At the end of the day, they accumulate close to $2 million for retirement. Would you want $2 million for retirement? Me too, absolutely! However… let’ s take a look to see what happens in this next scenario as they end up retiring.
On the table above, that’ s the screenshot continued, you can see here at the top, here is the $2 million.
You can see their expenses get higher every single year due to inflation.
The price of milk is going to go up, the price of stamp is going to go up nearly every single year, and property taxes aren’ t going down. Can agree with that?
We can see here that while their expenses drop because their taxes are so much lower, this money starts going quick. Within a handful of year, two million dollars turns to a mere one million dollars. Another few years beyond… they are in their early 70’ s and it’ s gone. Isn’ t that nuts? It’ s just gone… $2 million gone in about a decade, wow!
Scenario# 2: $7,000 month living expenses, adjusted with inflation.
Let’ s take a look at another example, another scenario. We have the same salaries, the same mortgage, and the same taxes. The only difference here in this split test is having $84,000 a year of expenses or $7,000 a month.
Let’ s see what happens here… check out the next table below.
Remember in scenario 1 how we were saving about $50,000 (or about $4,000/mo) in year two.
Now, let’ s add another $30,000 a year. It’ s not a whole lot of money. Although, obviously it’ s a jump. Keep in mind that we’ re not taking about them having to save $100,000 or $200,000 a year in order to achieve their relatively reasonable goals.
Remember before in scenario 1 we had $2 million by retirement. Just by making that simple change of $3,000 a month less in living expenses… rather than $2 million… look at this my friends… they have $3 million in retirement!!!
They have 50% more by saving merely 30% more.
In year one of retirement of our previous scenario, total expenses were $280,000. In stark contrast, that number falls drastically… here it is only $188,000. That inflation bug went and bit them!

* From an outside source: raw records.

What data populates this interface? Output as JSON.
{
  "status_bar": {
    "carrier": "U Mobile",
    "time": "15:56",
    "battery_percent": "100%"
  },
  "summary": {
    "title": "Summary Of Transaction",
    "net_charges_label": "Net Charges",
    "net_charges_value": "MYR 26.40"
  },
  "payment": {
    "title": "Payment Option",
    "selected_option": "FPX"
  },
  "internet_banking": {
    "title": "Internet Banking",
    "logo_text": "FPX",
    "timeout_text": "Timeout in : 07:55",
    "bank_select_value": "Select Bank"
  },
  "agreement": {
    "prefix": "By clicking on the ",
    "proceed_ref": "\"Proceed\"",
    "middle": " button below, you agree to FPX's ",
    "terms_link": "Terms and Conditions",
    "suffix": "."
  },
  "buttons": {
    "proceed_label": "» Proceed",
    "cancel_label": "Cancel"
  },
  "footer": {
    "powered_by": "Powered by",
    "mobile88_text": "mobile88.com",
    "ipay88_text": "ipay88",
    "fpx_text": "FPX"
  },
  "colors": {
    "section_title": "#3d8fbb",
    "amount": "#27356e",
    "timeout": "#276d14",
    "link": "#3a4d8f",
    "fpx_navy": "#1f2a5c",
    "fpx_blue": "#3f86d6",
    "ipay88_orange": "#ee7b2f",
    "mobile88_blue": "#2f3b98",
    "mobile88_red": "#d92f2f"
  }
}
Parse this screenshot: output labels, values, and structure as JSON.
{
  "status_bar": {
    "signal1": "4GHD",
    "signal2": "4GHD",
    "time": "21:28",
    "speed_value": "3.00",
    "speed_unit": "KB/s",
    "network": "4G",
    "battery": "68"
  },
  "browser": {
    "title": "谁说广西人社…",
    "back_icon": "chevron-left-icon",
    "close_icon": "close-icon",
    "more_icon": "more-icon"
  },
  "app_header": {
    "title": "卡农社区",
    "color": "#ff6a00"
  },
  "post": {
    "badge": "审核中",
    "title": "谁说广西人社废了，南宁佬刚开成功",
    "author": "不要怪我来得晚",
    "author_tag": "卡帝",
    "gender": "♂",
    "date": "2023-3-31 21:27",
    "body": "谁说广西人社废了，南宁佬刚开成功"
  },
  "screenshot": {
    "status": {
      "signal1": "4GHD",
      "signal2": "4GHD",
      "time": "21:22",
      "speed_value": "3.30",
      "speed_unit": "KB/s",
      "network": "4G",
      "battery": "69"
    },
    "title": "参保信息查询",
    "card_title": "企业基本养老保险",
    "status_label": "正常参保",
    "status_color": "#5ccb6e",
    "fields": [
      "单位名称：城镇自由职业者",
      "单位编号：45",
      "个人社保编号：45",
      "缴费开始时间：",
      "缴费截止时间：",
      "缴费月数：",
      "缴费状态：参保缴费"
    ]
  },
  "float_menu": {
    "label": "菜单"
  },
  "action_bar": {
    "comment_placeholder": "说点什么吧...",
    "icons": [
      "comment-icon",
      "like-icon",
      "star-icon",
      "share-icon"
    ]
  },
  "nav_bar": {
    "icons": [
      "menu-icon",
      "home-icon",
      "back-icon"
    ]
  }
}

Just by changing their living expenses and that extra saving habit, compounding, the most powerful force in the universe according to Einstein, is a huge difference in here my friends.
The lesson I really want you to think about, if you don’ t get anything else out of this blog post today… you need to know your flow.
You need to know what your expenses are.
Are your expenses $7,000 a month, $8,000 a month, $10,000 a month, or $15,000 a month?
Know your flow my friends – know your flow.
What do you think? Am I off-base? Am I a little nuts? Or is this spot-on?
Let me know your thoughts.
Make a comment below.
Dave Denniston, Chartered Financial Analyst (CFA), is an author and authority for physicians providing a voice and an advocate for all of the financial issues that doctors deal with.
Advisory services through Capital Advisory Group Advisory Services LLC and securities through United Planners Financial Services of America, a Limited Partnership. Member FINRA and SIPC. The Capital Advisory Group Advisory Services, LLC (CAG) and United Planners Financial Services are not affiliated.
The views expressed are those of the author and may not reflect the views of United Planners Financial Services. Material discussed is meant to provide general information and it is not to be construed as specific investment, tax, or legal advice. Individual needs vary & require consideration of your unique objectives & financial situation